Assigned task: Read the records beneath this task and copy every line that contains the string "value".
Data under study section start
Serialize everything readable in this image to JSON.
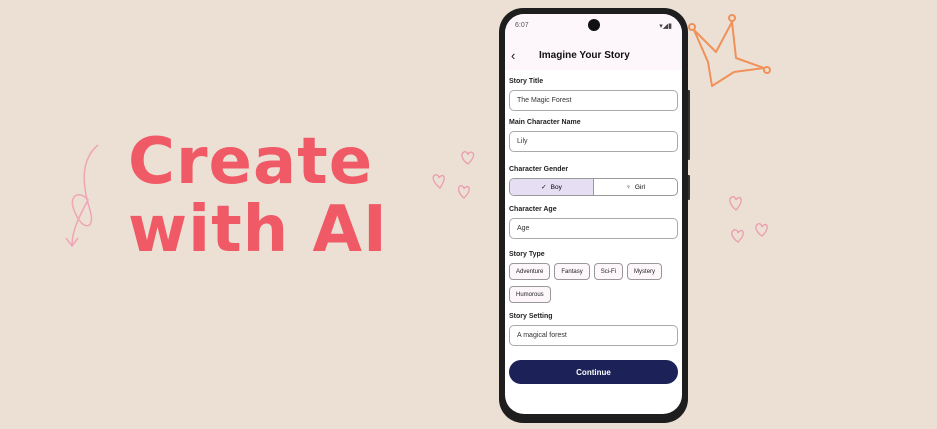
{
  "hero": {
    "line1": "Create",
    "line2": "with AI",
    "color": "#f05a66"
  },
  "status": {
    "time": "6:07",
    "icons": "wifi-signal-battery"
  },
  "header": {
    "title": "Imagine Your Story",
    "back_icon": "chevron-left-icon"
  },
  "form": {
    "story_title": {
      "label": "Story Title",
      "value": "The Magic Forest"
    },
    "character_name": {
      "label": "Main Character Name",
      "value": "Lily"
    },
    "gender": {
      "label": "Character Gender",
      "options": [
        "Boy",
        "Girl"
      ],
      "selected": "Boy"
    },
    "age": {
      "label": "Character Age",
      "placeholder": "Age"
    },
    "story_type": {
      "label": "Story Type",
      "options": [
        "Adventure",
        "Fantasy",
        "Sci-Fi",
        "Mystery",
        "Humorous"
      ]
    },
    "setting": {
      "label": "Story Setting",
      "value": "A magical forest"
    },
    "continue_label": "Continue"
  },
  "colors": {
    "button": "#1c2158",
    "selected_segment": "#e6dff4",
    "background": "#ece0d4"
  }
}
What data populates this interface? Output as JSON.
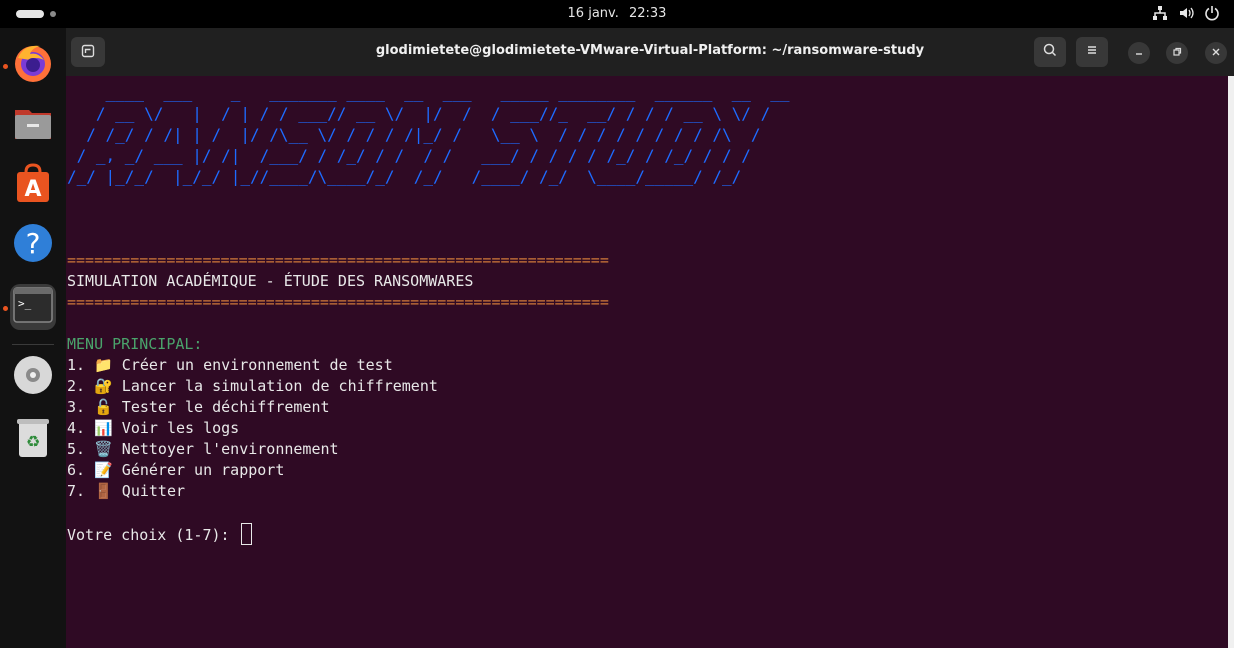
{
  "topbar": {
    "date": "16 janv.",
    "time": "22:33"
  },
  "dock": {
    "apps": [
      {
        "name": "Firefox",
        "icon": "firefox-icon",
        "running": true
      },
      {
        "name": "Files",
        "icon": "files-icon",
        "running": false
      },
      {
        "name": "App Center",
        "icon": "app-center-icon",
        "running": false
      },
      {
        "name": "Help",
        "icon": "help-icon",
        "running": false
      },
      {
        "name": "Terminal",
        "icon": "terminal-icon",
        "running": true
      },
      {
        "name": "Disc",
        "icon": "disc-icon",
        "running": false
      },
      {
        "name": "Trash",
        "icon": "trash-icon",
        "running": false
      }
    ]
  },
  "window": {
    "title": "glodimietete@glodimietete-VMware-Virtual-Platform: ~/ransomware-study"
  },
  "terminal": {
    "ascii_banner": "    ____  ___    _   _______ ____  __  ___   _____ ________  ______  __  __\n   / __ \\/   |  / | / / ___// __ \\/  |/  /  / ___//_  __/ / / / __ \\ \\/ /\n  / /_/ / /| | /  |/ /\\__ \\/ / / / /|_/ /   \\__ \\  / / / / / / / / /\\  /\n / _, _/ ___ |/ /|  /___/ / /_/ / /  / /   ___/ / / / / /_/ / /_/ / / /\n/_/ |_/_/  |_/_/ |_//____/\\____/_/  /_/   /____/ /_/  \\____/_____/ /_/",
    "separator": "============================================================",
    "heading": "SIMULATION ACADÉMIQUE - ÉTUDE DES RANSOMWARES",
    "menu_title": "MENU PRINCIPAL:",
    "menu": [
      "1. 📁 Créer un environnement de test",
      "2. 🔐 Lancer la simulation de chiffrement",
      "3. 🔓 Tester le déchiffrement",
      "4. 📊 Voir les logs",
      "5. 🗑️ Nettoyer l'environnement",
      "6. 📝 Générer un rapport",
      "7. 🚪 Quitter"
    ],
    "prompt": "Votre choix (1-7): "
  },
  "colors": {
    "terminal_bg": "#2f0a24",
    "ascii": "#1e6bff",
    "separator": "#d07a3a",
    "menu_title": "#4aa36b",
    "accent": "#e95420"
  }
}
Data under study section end
Result of this task:
      "value": "The Magic Forest"
      "value": "Lily"
      "value": "A magical forest"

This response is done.